Myotonic goat history
First let me give you some info and background on the Myotonic goat itself. Myotonic goats were originally discovered in the 1870’s in Tennessee. No one knows where they came from before that. There is “speculation” that John Tinsley came from Nova Scotia but no evidence to prove that has ever been found, based upon any research. This breed was also declared endangered. In the 1980’s the American Livestock Breeds Conservancy, a group dedicated to preserving American Heritage breeds, joined the fight to promote the breed. So owning and breeding Myotonics will also conserve a piece of American Heritage.
… Owning and breeding Myotonics will also conserve a piece of American Heritage.”
The defining genetic trait is a neuromuscular condition which developed naturally that causes them to stiffen and sometimes fall over when startled or excited. (Note: This is not a defect.) Meaning in basic terms, the chemicals in people and in other animals allowing them to react quickly, (i.e. reflexes) with there muscles and joints are not delivered when excited or frightened. This is important because this trait is the reasoning for the heavy muscling displayed in the breed. This is a landrace breed. This means the breed has developed largely by natural processes, by adaptation to the natural and cultural environment in which it has lived in over the years. Because of this the breed, though has similar characteristics still is diverse at the same time.
Due to the breed being a landrace breed they adapt to the conditions in which they live. This has made Myotonics a breed much easier to maintain. These goats are a meat goat and very sturdy and self-sufficient. They are also not fence climbers or big jumpers. Based on this, many feel they are easier to contain. Many breeders that carry more than one of the “meat” breeds, i.e. Boers, Kikos, and so on, as well as the Myotonic, have compared the breeds, care put into raising the breeds, and meat production.
Based on these experiences, most will tell you they have cut back on these other breeds, I know we did, because of the hardiness of the Myotonic, TMG, and Texmaster goats. I personally learned that I wormed less, due to the breeds parasite resistance. I also fed less, after kidding etc., due to the does willingness to maintain weight.
Great growth and meat-to-bone ratio Virginia State University revealed a meat-to-bone ratio of 4:1, higher than any other breed.
Virginia State University revealed a meat-to-bone ratio of 4:1, higher than any other breed.
Another fact I learned is rather then my Boers and Kikos being seasonal breeders, I had a breed in the Myotonic that bred year round. Breeders will also tell you they have had as much meat, and most cases more meat come from their carcasses. So the growth, weight, and size does not hurt this breed at all. The meat has also said to be better tasting. In fact research has been done to prove both. Virginia State University revealed a meat-to-bone ratio of 4:1, higher than any other breed. In Texas Dr. Lou Nuti of Prairie View A&M University’s International Goat Research Center, has done research showing a 6% – 10% higher meat yield is achieved by using a Myotonic buck on does of other breeds. A Texas neurologist and other researchers, has stated this type of involuntary isometric muscle contraction could build a more tender muscle than a muscle developed by strenuous use. Dr. D. Phillip Sponenberg had this to say about Myotonic Goats in 2005:
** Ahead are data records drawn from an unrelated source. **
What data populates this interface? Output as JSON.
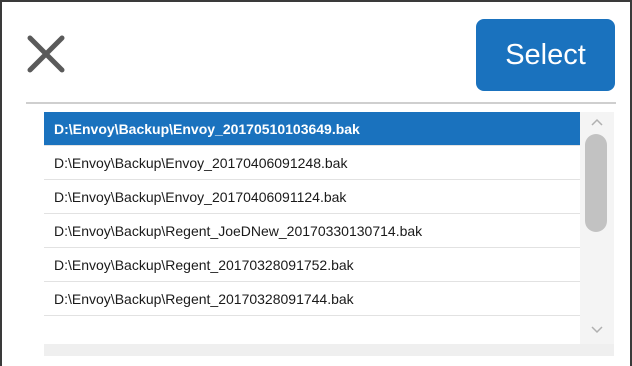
{
  "dialog": {
    "close_icon": "close-x-icon",
    "select_label": "Select",
    "accent_color": "#1a72be"
  },
  "file_list": {
    "selected_index": 0,
    "items": [
      "D:\\Envoy\\Backup\\Envoy_20170510103649.bak",
      "D:\\Envoy\\Backup\\Envoy_20170406091248.bak",
      "D:\\Envoy\\Backup\\Envoy_20170406091124.bak",
      "D:\\Envoy\\Backup\\Regent_JoeDNew_20170330130714.bak",
      "D:\\Envoy\\Backup\\Regent_20170328091752.bak",
      "D:\\Envoy\\Backup\\Regent_20170328091744.bak"
    ]
  },
  "scrollbar": {
    "up_icon": "chevron-up-icon",
    "down_icon": "chevron-down-icon"
  }
}
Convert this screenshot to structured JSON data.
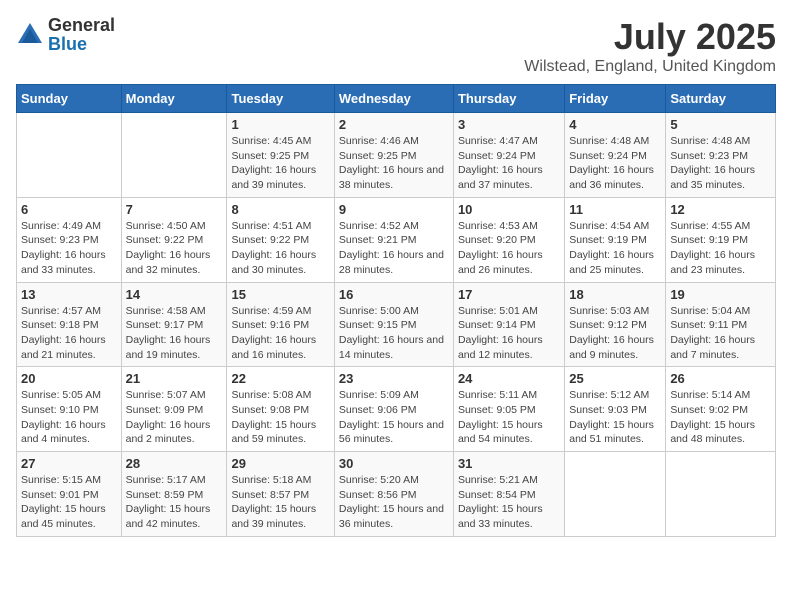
{
  "logo": {
    "general": "General",
    "blue": "Blue"
  },
  "header": {
    "title": "July 2025",
    "subtitle": "Wilstead, England, United Kingdom"
  },
  "weekdays": [
    "Sunday",
    "Monday",
    "Tuesday",
    "Wednesday",
    "Thursday",
    "Friday",
    "Saturday"
  ],
  "weeks": [
    [
      {
        "day": "",
        "details": ""
      },
      {
        "day": "",
        "details": ""
      },
      {
        "day": "1",
        "details": "Sunrise: 4:45 AM\nSunset: 9:25 PM\nDaylight: 16 hours and 39 minutes."
      },
      {
        "day": "2",
        "details": "Sunrise: 4:46 AM\nSunset: 9:25 PM\nDaylight: 16 hours and 38 minutes."
      },
      {
        "day": "3",
        "details": "Sunrise: 4:47 AM\nSunset: 9:24 PM\nDaylight: 16 hours and 37 minutes."
      },
      {
        "day": "4",
        "details": "Sunrise: 4:48 AM\nSunset: 9:24 PM\nDaylight: 16 hours and 36 minutes."
      },
      {
        "day": "5",
        "details": "Sunrise: 4:48 AM\nSunset: 9:23 PM\nDaylight: 16 hours and 35 minutes."
      }
    ],
    [
      {
        "day": "6",
        "details": "Sunrise: 4:49 AM\nSunset: 9:23 PM\nDaylight: 16 hours and 33 minutes."
      },
      {
        "day": "7",
        "details": "Sunrise: 4:50 AM\nSunset: 9:22 PM\nDaylight: 16 hours and 32 minutes."
      },
      {
        "day": "8",
        "details": "Sunrise: 4:51 AM\nSunset: 9:22 PM\nDaylight: 16 hours and 30 minutes."
      },
      {
        "day": "9",
        "details": "Sunrise: 4:52 AM\nSunset: 9:21 PM\nDaylight: 16 hours and 28 minutes."
      },
      {
        "day": "10",
        "details": "Sunrise: 4:53 AM\nSunset: 9:20 PM\nDaylight: 16 hours and 26 minutes."
      },
      {
        "day": "11",
        "details": "Sunrise: 4:54 AM\nSunset: 9:19 PM\nDaylight: 16 hours and 25 minutes."
      },
      {
        "day": "12",
        "details": "Sunrise: 4:55 AM\nSunset: 9:19 PM\nDaylight: 16 hours and 23 minutes."
      }
    ],
    [
      {
        "day": "13",
        "details": "Sunrise: 4:57 AM\nSunset: 9:18 PM\nDaylight: 16 hours and 21 minutes."
      },
      {
        "day": "14",
        "details": "Sunrise: 4:58 AM\nSunset: 9:17 PM\nDaylight: 16 hours and 19 minutes."
      },
      {
        "day": "15",
        "details": "Sunrise: 4:59 AM\nSunset: 9:16 PM\nDaylight: 16 hours and 16 minutes."
      },
      {
        "day": "16",
        "details": "Sunrise: 5:00 AM\nSunset: 9:15 PM\nDaylight: 16 hours and 14 minutes."
      },
      {
        "day": "17",
        "details": "Sunrise: 5:01 AM\nSunset: 9:14 PM\nDaylight: 16 hours and 12 minutes."
      },
      {
        "day": "18",
        "details": "Sunrise: 5:03 AM\nSunset: 9:12 PM\nDaylight: 16 hours and 9 minutes."
      },
      {
        "day": "19",
        "details": "Sunrise: 5:04 AM\nSunset: 9:11 PM\nDaylight: 16 hours and 7 minutes."
      }
    ],
    [
      {
        "day": "20",
        "details": "Sunrise: 5:05 AM\nSunset: 9:10 PM\nDaylight: 16 hours and 4 minutes."
      },
      {
        "day": "21",
        "details": "Sunrise: 5:07 AM\nSunset: 9:09 PM\nDaylight: 16 hours and 2 minutes."
      },
      {
        "day": "22",
        "details": "Sunrise: 5:08 AM\nSunset: 9:08 PM\nDaylight: 15 hours and 59 minutes."
      },
      {
        "day": "23",
        "details": "Sunrise: 5:09 AM\nSunset: 9:06 PM\nDaylight: 15 hours and 56 minutes."
      },
      {
        "day": "24",
        "details": "Sunrise: 5:11 AM\nSunset: 9:05 PM\nDaylight: 15 hours and 54 minutes."
      },
      {
        "day": "25",
        "details": "Sunrise: 5:12 AM\nSunset: 9:03 PM\nDaylight: 15 hours and 51 minutes."
      },
      {
        "day": "26",
        "details": "Sunrise: 5:14 AM\nSunset: 9:02 PM\nDaylight: 15 hours and 48 minutes."
      }
    ],
    [
      {
        "day": "27",
        "details": "Sunrise: 5:15 AM\nSunset: 9:01 PM\nDaylight: 15 hours and 45 minutes."
      },
      {
        "day": "28",
        "details": "Sunrise: 5:17 AM\nSunset: 8:59 PM\nDaylight: 15 hours and 42 minutes."
      },
      {
        "day": "29",
        "details": "Sunrise: 5:18 AM\nSunset: 8:57 PM\nDaylight: 15 hours and 39 minutes."
      },
      {
        "day": "30",
        "details": "Sunrise: 5:20 AM\nSunset: 8:56 PM\nDaylight: 15 hours and 36 minutes."
      },
      {
        "day": "31",
        "details": "Sunrise: 5:21 AM\nSunset: 8:54 PM\nDaylight: 15 hours and 33 minutes."
      },
      {
        "day": "",
        "details": ""
      },
      {
        "day": "",
        "details": ""
      }
    ]
  ]
}
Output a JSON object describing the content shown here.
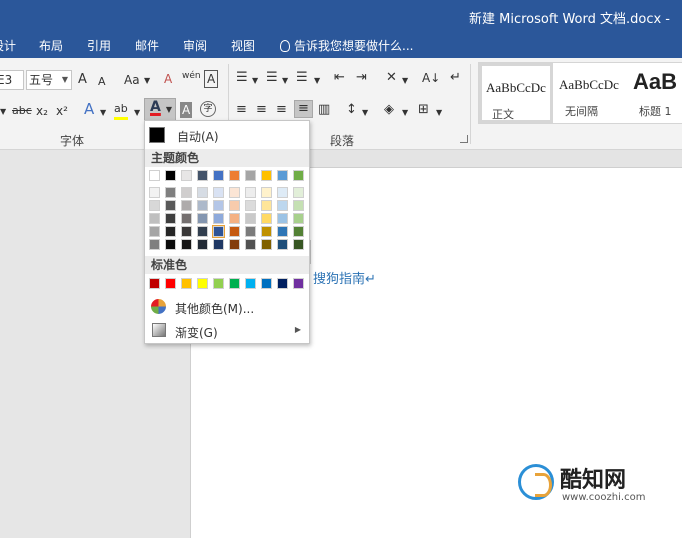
{
  "window": {
    "title": "新建 Microsoft Word 文档.docx -"
  },
  "tabs": [
    {
      "label": "设计"
    },
    {
      "label": "布局"
    },
    {
      "label": "引用"
    },
    {
      "label": "邮件"
    },
    {
      "label": "审阅"
    },
    {
      "label": "视图"
    }
  ],
  "tell_me": "告诉我您想要做什么...",
  "ribbon": {
    "font_name": "E3",
    "font_size": "五号",
    "grow_font": "A",
    "shrink_font": "A",
    "change_case": "Aa",
    "clear_format": "A",
    "phonetic": "wén",
    "border_char": "A",
    "strikethrough": "abc",
    "subscript": "x₂",
    "superscript": "x²",
    "text_effect": "A",
    "highlight": "ab",
    "font_color": "A",
    "char_shading": "A",
    "enclose_char": "字",
    "sort": "A↓",
    "group_font": "字体",
    "group_paragraph": "段落"
  },
  "styles": [
    {
      "sample": "AaBbCcDc",
      "name": "正文",
      "selected": true
    },
    {
      "sample": "AaBbCcDc",
      "name": "无间隔",
      "selected": false
    },
    {
      "sample": "AaB",
      "name": "标题 1",
      "selected": false
    }
  ],
  "document": {
    "text": "搜狗指南"
  },
  "color_menu": {
    "auto_label": "自动(A)",
    "theme_header": "主题颜色",
    "standard_header": "标准色",
    "more_colors": "其他颜色(M)...",
    "gradient": "渐变(G)",
    "theme_top": [
      "#ffffff",
      "#000000",
      "#e7e6e6",
      "#44546a",
      "#4472c4",
      "#ed7d31",
      "#a5a5a5",
      "#ffc000",
      "#5b9bd5",
      "#70ad47"
    ],
    "theme_shades": [
      [
        "#f2f2f2",
        "#7f7f7f",
        "#d0cece",
        "#d6dce4",
        "#d9e2f3",
        "#fbe5d5",
        "#ededed",
        "#fff2cc",
        "#deebf6",
        "#e2efd9"
      ],
      [
        "#d8d8d8",
        "#595959",
        "#aeabab",
        "#adb9ca",
        "#b4c6e7",
        "#f7cbac",
        "#dbdbdb",
        "#fee599",
        "#bdd7ee",
        "#c5e0b3"
      ],
      [
        "#bfbfbf",
        "#3f3f3f",
        "#757070",
        "#8496b0",
        "#8eaadb",
        "#f4b183",
        "#c9c9c9",
        "#ffd965",
        "#9cc3e5",
        "#a8d08d"
      ],
      [
        "#a5a5a5",
        "#262626",
        "#3a3838",
        "#323f4f",
        "#2f5496",
        "#c55a11",
        "#7b7b7b",
        "#bf9000",
        "#2e75b5",
        "#538135"
      ],
      [
        "#7f7f7f",
        "#0c0c0c",
        "#171616",
        "#222a35",
        "#1f3864",
        "#833c0b",
        "#525252",
        "#7f6000",
        "#1e4e79",
        "#375623"
      ]
    ],
    "standard": [
      "#c00000",
      "#ff0000",
      "#ffc000",
      "#ffff00",
      "#92d050",
      "#00b050",
      "#00b0f0",
      "#0070c0",
      "#002060",
      "#7030a0"
    ]
  },
  "watermark": {
    "name": "酷知网",
    "url": "www.coozhi.com"
  }
}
“Myotonic goats have a very distinctive breed type that is based mostly on head and body conformation. They also have a muscle condition called myotonia congenita. This inherited trait leads to an overall increase in muscle mass so that the goats are very muscular when compared to other breeds of similar size. This trait is so distinctive that it is easy to confuse the trait with the breed. However, the Myotonic goat is much more than just a myotonic condition; it has a host of other consistent traits that are very important and need to be conserved for future generations.”
Great addition to your herd
This breed is a very calm, laid back breed. Myotonic goats are tremendously smart and very curious of their surroundings. The does of this breed are great mothers, easy kidders and the family ties are very strong in this breed. I have met a few people with one Myotonic goat, that have not wanted more. We here at Gray Robin Ranch really took to the breed after our first two were purchased. We now have a whole herd with few percentages. I have found this breed to to be the best thing to happen to our farm and would recommend the breed to any new beginning farmer or 4Her.
Serving N.W. Arkansas and N.E. Oklahoma